Fear is a natural, emotional response to distress. The evolution of humanity was dependent upon feeling and responding to fear. Unfortunately for some of us, fear is a stumbling block to unlocking our full potential and becoming great leaders. The good news is, courage is like a muscle and when you exercise courage often it becomes stronger and more natural. Here are a handful of ways to overcome fear, find courage and become a better leader.
Don’t lose your sense of direction
If you are struggling to lead in business or manage your employees, it is important to stay connected to your purpose for making the decisions you do. If you lose your sense of direction, the people you are leading may begin to question your ability and authority. When you are giving instructions to someone you are charged with leading, be specific about what needs to be done and why.
Visualize all of the possible outcomes
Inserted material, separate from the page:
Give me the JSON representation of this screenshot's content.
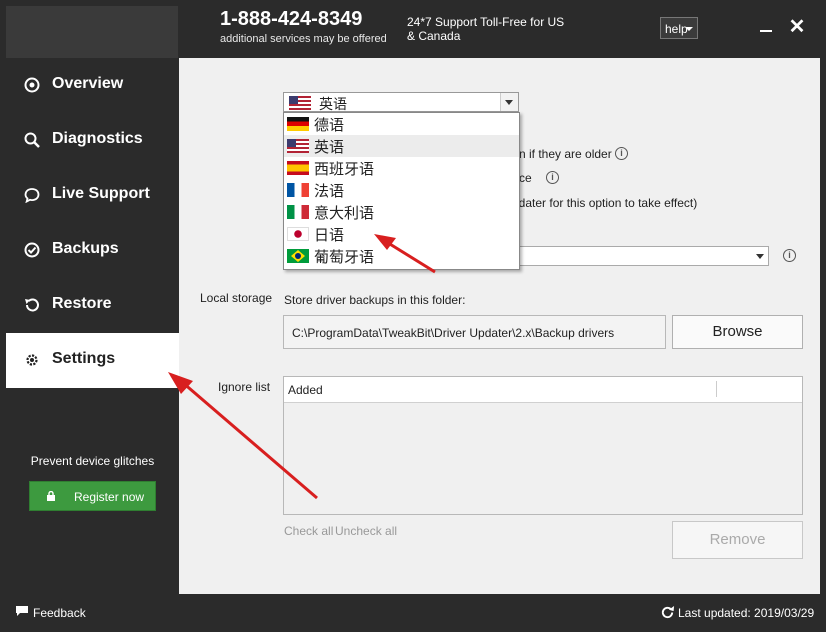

Visualizing a negative outcome may seem counter-intuitive to building courage, however, it is extremely beneficial in most situations to realize that the worst that could happen is not fatal. On the flipside, visualizing a positive and prosperous outcome can give you the bravery you need to occasionally make risky choices and stand behind them.
Be willing to do what other leaders won’t
If you are surrounded by leaders that continually play it safe but you are sensing a need to take the road less traveled and make a bold decision, be willing to do it! The fear of people around you disapproving of your choices can be crippling. But the sense of pride when you carefully calculate your options and make a bold choice that turns out well, will strengthen your sense of courage.
Carefully consider the opinions of people around you
You don’t need to allow yourself to be persuaded by the opinions of others in any way, but occasionally a fresh opinion from someone with less experience can breathe new life into your business. Don’t let your employee’s inexperience cause you to overlook the great ideas they may occasionally have. Be willing to bravely do things someone else’s way from time to time and your courage will certainly increase.
Make the hard decision and say “no”
As uncomfortable as it can be to shut down someone’s idea, it is absolutely necessary at times. Next time someone has an idea that you are completely uncomfortable with, simply respond by telling them no. Often, no explanation is better than a long explanation when you disagree with a person’s idea. As a leader, it is alright to go with your gut instinct and override decisions that you do not agree with. Saying no to bad ideas will increase your courage, and even the level of respect your employees have for you.
As you can see, building courage is not a complicated process. Building courage is simply taking a series of small steps in your daily life and choosing to be unapologetic about doing what you know is right. Many leaders struggle with feeling courageous regardless of how long they have been leading. If you are willing to commit to taking the above steps as a leader, you will soon find yourself becoming more confident in your decisions!